This is when ‘higher for longer’ language permeated every discussion around the Fed & monetary policy and, subsequently, caused additional volatility in both the stock and bond markets.
Fast forward to December 13th, and we are seeing a very different story from the Fed. Based on their updated projections, the Fed expects core inflation to fall even further in 2024 as they moved their estimate from 2.6% down to 2.4%. Then, perhaps most importantly for investors, the Fed has slashed their federal funds rate projection for year-end 2024 from 5.1% to 4.6%. This means that we could likely see 0.75% (75bps) of rate cuts in 2024, which would be a good thing for business, investors, and consumers alike.
Is the cycle of inflation and higher interest rates over? It’s impossible to say with absolute certainty. However, investors have been through a long slog since rates began to rise back in early 2022, and seeing deeper rate cuts projected by the Fed is certainly the early Christmas present that investors were hoping for.
Lower rates will be good for businesses seeking to facilitate growth through borrowing, they will be good for home-buyers seeking to lower their lifetime interest and monthly mortgage payments, they will be good new & used car buyers, and they will be very good for folks seeking to pay off credit card debt, as we’ve seen credit card interest rates rise to all-time highs as seen in the chart below.
It’s been quite a ride for investors throughout 2023. While enduring so many critical and stressful events may foster pessimism, I look at this past year from an entirely different angle. For years, I’ve written about the resilience of the U.S. economy and financial markets. For nearly 2-years, investors have endured historically restrictive monetary policy from the Federal Reserve and significant geopolitical & economic shocks.
Yet, gross domestic product (GDP) rose to a staggering 5.2% in Q3, the unemployment rate stands at 3.7%, there are 8.7 million open jobs in America, and financial markets have generally ascended throughout 2023. To me, that demonstrates resilience, and there could be, we hope, some runway left for both stock and bond markets as we close-out the year and move into 2024.
As always, please don’t hesitate to reach out to our team if there are any urgent requests for the end of 2023 or early 2024. Our portfolio managers are busy executing tax loss harvesting strategies where appropriate, but please reach out if you have significant external gains elsewhere that may need to be offset, and we’ll review potential options for additional offsets. From everyone here at Entrepreneur Aligned, please have a wonderful and safe holiday season, and we look forward to a healthy, happy and prosperous 2024.
Important note and disclosure: This article is intended to be informational in nature; it should not be used as the basis for investment decisions. You should seek the advice of an investment professional who understands your particular situation before making any decisions.
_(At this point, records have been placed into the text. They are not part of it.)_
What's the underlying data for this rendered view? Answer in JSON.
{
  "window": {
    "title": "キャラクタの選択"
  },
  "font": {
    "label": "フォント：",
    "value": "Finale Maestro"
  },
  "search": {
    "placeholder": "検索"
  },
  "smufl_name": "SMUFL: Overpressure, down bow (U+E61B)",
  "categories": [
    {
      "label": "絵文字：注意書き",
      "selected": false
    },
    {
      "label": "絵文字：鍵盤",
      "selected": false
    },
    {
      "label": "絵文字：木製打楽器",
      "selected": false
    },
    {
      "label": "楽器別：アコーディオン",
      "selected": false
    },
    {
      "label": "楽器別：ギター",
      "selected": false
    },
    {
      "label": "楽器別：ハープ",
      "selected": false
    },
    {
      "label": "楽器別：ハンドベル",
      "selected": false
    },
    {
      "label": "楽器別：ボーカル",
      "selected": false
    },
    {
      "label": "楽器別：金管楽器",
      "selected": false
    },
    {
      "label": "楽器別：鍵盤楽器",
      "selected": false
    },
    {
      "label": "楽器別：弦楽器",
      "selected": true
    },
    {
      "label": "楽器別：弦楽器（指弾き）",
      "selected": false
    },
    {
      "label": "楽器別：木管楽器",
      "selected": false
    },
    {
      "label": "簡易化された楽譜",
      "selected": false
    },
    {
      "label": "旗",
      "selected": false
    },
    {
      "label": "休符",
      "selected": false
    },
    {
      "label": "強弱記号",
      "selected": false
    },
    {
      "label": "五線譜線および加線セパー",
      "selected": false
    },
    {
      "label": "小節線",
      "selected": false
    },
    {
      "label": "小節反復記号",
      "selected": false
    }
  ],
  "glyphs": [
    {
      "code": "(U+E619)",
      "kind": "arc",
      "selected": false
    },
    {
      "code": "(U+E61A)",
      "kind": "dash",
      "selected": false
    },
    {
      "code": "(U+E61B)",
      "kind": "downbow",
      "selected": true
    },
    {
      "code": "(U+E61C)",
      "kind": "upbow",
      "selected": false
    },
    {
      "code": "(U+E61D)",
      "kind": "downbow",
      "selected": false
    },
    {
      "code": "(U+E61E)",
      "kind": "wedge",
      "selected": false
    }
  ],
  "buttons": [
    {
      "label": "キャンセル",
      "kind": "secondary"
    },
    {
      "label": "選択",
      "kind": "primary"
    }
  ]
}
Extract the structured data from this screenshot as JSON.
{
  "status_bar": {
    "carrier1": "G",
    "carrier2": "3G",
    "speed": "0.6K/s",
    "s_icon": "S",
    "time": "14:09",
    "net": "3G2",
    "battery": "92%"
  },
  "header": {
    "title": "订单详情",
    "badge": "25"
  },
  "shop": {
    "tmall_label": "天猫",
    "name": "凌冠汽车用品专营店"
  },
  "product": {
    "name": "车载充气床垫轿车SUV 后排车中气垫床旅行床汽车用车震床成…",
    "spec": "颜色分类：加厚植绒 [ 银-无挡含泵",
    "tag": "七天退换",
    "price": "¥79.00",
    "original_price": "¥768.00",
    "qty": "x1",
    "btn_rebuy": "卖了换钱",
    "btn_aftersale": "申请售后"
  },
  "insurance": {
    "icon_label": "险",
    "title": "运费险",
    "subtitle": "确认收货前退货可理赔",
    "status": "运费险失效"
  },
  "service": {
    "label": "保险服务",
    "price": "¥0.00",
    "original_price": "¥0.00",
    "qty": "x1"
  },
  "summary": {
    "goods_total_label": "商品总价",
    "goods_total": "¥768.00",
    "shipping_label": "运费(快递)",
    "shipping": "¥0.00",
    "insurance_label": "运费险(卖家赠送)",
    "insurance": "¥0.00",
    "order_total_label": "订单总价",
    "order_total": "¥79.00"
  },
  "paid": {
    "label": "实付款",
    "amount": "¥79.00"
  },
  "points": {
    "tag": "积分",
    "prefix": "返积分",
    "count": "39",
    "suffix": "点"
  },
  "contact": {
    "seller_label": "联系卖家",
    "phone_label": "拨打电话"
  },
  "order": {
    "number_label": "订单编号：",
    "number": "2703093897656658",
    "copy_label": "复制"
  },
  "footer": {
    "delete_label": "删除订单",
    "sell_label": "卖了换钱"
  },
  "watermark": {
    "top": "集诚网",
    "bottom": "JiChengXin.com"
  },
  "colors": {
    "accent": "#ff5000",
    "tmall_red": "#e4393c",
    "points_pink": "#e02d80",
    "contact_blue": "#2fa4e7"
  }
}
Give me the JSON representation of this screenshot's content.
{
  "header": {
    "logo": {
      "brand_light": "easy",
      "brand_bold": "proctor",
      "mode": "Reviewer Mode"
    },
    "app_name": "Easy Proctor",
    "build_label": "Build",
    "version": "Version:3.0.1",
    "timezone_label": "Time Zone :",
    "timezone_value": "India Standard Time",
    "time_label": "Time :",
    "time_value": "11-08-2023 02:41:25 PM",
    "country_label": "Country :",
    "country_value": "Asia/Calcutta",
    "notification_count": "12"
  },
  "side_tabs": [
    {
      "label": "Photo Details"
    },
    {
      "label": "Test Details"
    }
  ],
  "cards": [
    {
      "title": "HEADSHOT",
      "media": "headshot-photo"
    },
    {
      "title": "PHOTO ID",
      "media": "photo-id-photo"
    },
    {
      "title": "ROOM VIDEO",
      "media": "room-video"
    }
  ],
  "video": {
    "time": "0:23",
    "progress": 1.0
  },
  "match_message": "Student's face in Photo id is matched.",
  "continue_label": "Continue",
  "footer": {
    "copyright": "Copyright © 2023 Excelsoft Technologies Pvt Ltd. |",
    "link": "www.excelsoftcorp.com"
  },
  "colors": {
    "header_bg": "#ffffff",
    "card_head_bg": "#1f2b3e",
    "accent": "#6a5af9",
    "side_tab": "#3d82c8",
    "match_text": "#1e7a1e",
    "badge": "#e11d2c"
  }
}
Investments are subject to risks, including loss of principal. Past returns are not indicative of future results. Advisory services provided by Destiny Capital Corporation, a registered investment adviser.